Website and app data records:
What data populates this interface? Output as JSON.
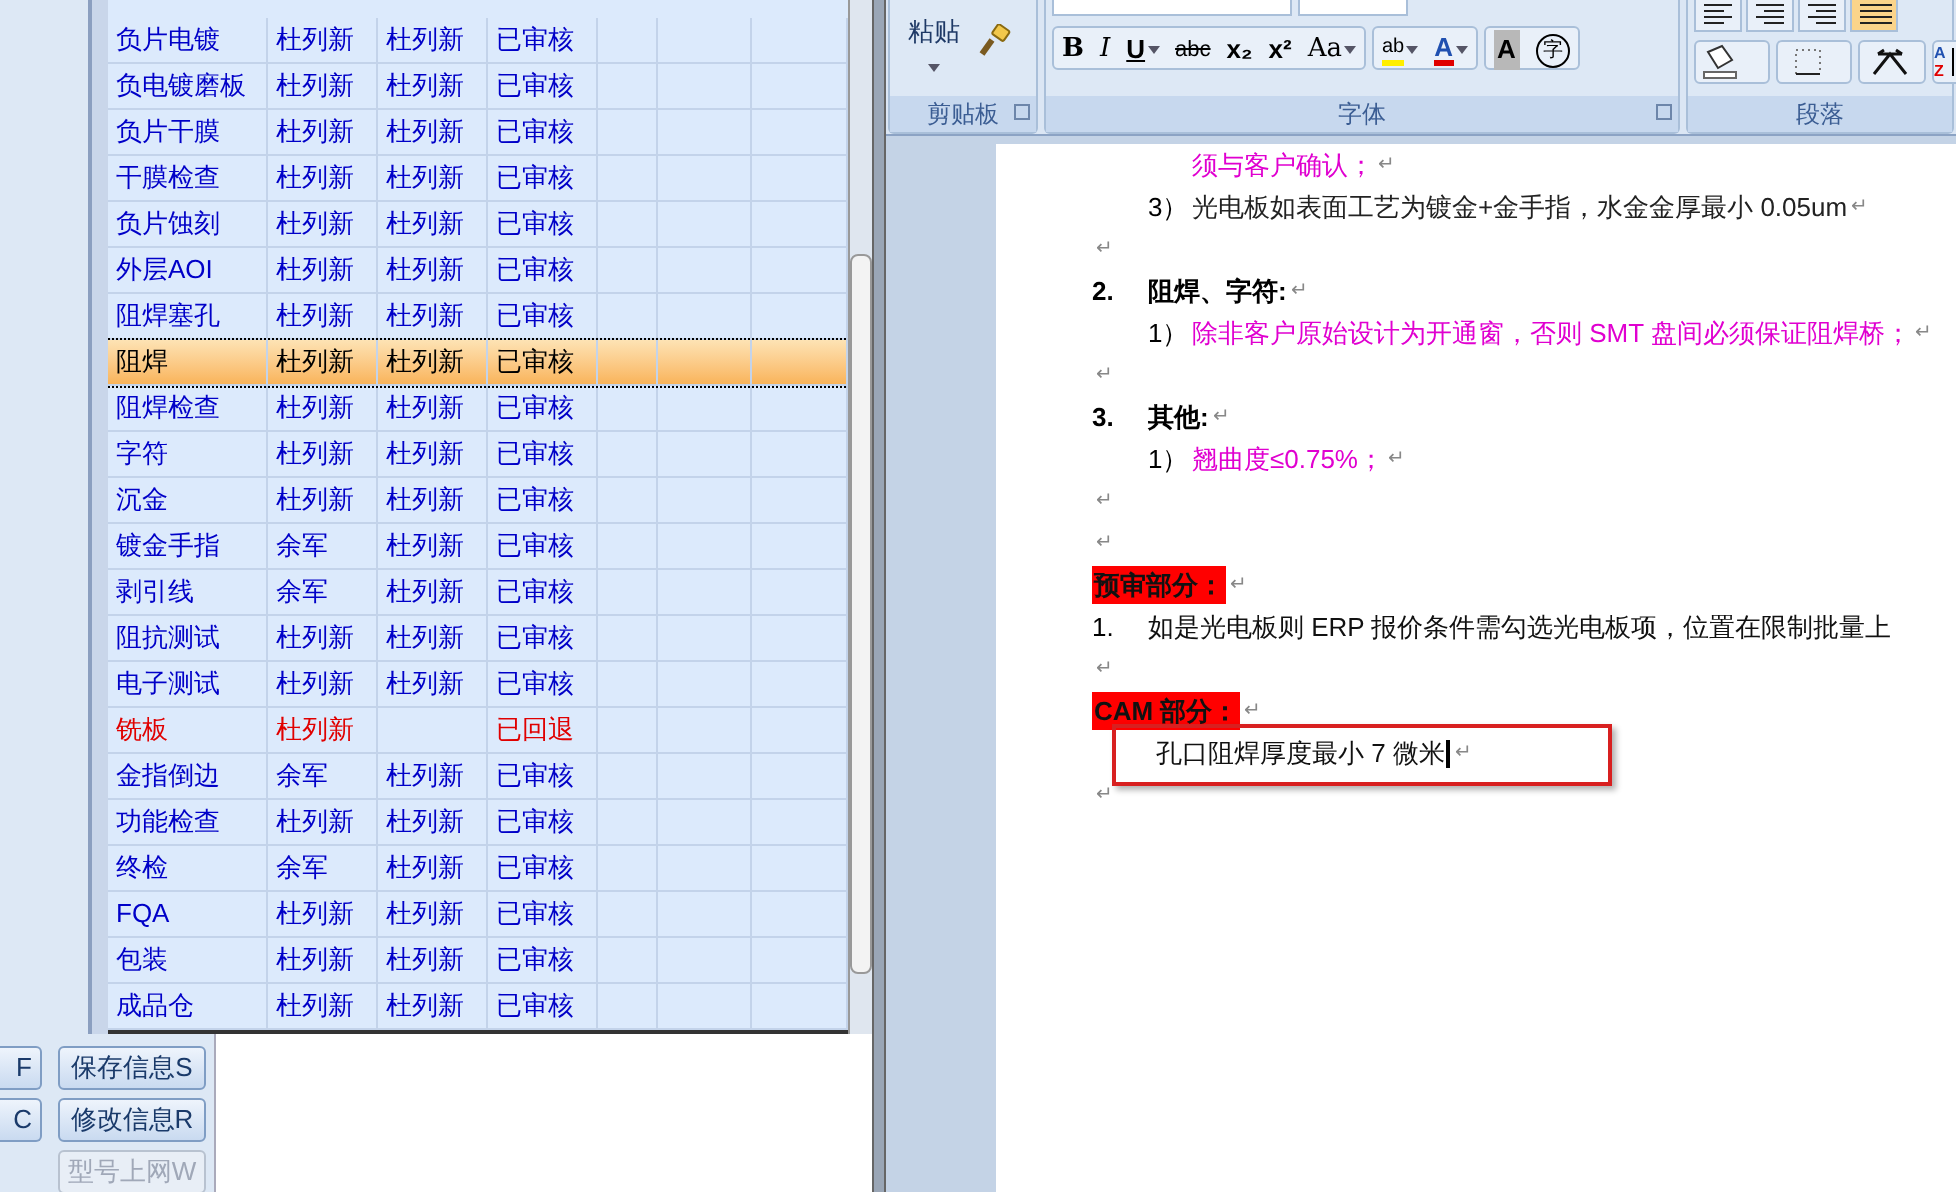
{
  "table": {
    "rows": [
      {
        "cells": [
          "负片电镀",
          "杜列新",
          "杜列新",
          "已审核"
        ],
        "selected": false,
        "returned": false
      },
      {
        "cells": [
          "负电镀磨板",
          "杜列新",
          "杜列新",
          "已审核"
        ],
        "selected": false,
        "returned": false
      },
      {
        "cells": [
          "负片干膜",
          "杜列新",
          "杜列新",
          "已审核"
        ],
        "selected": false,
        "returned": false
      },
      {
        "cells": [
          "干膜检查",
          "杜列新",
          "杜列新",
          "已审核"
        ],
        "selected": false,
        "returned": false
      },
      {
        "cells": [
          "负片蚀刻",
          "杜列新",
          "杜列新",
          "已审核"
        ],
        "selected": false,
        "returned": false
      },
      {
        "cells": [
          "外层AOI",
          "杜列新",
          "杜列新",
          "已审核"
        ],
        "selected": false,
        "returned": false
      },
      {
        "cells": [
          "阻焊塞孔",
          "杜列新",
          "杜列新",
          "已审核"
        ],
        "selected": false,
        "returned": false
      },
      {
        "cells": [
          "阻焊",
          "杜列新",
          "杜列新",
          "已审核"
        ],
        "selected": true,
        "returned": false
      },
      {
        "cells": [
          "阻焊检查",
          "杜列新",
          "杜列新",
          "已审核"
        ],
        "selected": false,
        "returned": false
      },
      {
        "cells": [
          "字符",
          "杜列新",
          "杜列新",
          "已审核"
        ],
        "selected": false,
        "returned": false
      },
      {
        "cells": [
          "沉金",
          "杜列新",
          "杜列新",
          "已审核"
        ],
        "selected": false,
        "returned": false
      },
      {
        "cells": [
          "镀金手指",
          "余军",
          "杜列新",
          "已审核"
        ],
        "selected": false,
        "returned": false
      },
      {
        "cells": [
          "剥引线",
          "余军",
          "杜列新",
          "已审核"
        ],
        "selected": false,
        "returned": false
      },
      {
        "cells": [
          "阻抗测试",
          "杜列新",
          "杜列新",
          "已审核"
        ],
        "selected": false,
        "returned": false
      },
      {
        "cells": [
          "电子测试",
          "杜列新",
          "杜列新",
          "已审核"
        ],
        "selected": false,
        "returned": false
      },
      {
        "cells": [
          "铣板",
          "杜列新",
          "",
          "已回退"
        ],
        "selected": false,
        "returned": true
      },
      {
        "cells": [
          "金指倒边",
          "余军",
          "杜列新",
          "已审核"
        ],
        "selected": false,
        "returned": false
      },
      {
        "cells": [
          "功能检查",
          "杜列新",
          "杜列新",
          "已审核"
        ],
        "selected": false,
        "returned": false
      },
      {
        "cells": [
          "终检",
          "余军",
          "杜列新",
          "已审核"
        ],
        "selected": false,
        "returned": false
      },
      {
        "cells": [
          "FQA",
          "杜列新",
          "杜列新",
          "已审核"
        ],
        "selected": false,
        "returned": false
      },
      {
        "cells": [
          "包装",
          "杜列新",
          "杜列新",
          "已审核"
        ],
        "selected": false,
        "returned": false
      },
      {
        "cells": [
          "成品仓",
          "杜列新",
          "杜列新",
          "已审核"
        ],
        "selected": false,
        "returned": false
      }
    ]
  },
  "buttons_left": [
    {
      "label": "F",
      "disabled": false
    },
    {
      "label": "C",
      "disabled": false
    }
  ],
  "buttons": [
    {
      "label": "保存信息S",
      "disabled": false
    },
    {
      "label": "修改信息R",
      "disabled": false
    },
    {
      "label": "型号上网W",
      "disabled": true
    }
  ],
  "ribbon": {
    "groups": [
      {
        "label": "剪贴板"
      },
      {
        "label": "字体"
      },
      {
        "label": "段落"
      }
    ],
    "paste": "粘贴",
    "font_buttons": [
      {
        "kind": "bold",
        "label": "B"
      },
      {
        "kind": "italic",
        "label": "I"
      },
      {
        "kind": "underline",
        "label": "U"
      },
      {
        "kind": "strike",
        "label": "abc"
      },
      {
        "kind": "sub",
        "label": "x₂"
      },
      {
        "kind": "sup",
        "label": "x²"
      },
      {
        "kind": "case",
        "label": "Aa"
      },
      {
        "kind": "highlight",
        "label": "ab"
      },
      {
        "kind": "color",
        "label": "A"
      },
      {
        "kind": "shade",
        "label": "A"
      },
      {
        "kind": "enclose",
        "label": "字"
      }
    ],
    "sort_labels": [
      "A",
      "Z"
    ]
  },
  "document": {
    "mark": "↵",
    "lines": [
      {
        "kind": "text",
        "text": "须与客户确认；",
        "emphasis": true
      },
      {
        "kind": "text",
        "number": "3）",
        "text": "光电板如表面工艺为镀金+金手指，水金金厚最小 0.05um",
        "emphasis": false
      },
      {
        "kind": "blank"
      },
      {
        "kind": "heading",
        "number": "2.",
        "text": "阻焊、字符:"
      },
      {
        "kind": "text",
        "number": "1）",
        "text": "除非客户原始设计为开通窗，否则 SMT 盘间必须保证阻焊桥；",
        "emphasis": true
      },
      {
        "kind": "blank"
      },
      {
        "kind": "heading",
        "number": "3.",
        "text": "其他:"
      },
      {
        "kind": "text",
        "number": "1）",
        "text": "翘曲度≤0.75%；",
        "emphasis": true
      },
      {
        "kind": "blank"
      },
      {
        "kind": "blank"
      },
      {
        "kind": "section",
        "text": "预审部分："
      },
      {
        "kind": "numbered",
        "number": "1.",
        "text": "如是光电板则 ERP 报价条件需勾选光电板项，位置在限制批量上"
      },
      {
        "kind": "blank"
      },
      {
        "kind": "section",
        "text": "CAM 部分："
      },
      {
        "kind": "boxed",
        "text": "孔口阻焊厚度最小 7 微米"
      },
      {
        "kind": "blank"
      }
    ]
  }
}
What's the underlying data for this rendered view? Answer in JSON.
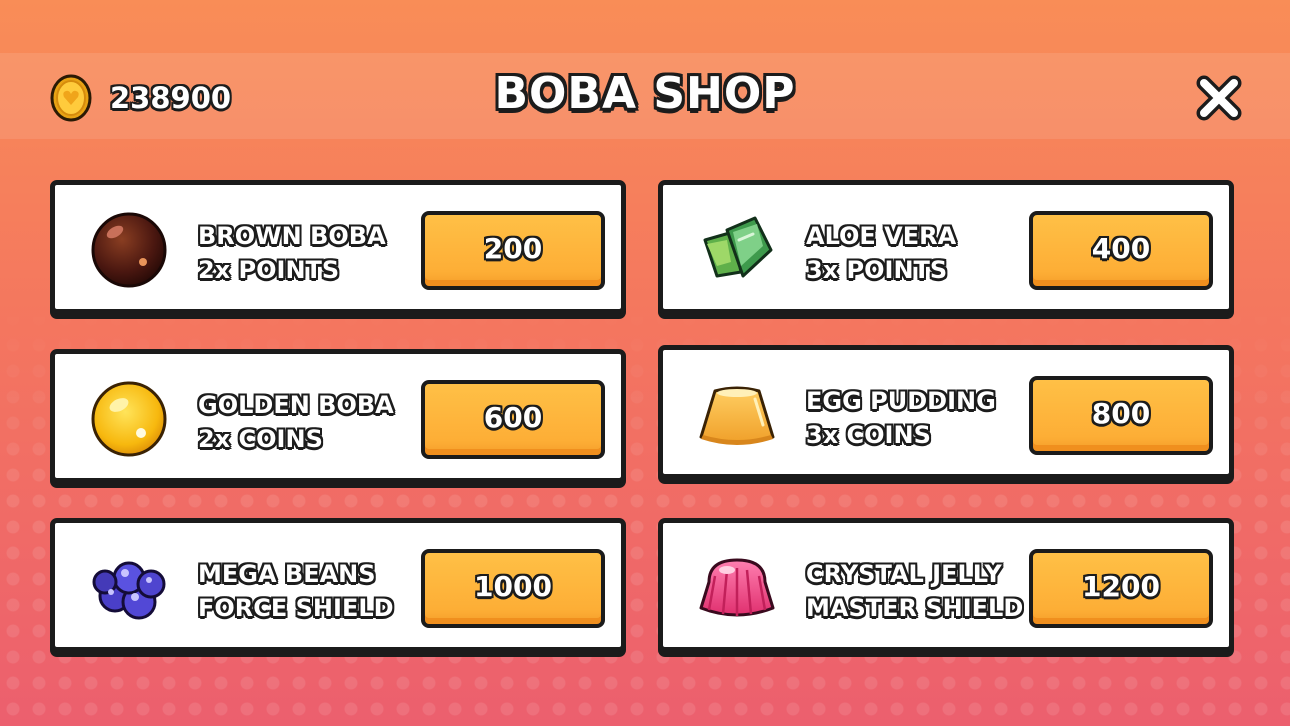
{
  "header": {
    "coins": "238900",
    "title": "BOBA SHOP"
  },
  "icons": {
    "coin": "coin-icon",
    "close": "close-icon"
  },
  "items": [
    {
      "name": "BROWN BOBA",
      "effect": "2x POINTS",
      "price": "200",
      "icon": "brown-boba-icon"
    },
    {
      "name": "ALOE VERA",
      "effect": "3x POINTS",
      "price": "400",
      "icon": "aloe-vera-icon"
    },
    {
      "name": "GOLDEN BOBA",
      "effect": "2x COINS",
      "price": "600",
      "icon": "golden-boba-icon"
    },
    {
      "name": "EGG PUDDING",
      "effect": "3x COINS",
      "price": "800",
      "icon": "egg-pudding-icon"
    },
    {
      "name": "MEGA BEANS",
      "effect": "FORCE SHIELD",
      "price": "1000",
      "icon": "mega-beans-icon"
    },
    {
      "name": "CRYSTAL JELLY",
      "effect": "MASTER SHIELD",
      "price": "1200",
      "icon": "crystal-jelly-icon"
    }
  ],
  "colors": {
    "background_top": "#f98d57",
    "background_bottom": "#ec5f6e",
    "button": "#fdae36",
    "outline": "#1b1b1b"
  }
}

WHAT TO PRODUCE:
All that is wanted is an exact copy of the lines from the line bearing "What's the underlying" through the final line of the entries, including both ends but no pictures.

SOLVED PROBLEM:
What's the underlying data for this rendered view? Answer in JSON.
{
  "header": {
    "coins": "238900",
    "title": "BOBA SHOP"
  },
  "icons": {
    "coin": "coin-icon",
    "close": "close-icon"
  },
  "items": [
    {
      "name": "BROWN BOBA",
      "effect": "2x POINTS",
      "price": "200",
      "icon": "brown-boba-icon"
    },
    {
      "name": "ALOE VERA",
      "effect": "3x POINTS",
      "price": "400",
      "icon": "aloe-vera-icon"
    },
    {
      "name": "GOLDEN BOBA",
      "effect": "2x COINS",
      "price": "600",
      "icon": "golden-boba-icon"
    },
    {
      "name": "EGG PUDDING",
      "effect": "3x COINS",
      "price": "800",
      "icon": "egg-pudding-icon"
    },
    {
      "name": "MEGA BEANS",
      "effect": "FORCE SHIELD",
      "price": "1000",
      "icon": "mega-beans-icon"
    },
    {
      "name": "CRYSTAL JELLY",
      "effect": "MASTER SHIELD",
      "price": "1200",
      "icon": "crystal-jelly-icon"
    }
  ],
  "colors": {
    "background_top": "#f98d57",
    "background_bottom": "#ec5f6e",
    "button": "#fdae36",
    "outline": "#1b1b1b"
  }
}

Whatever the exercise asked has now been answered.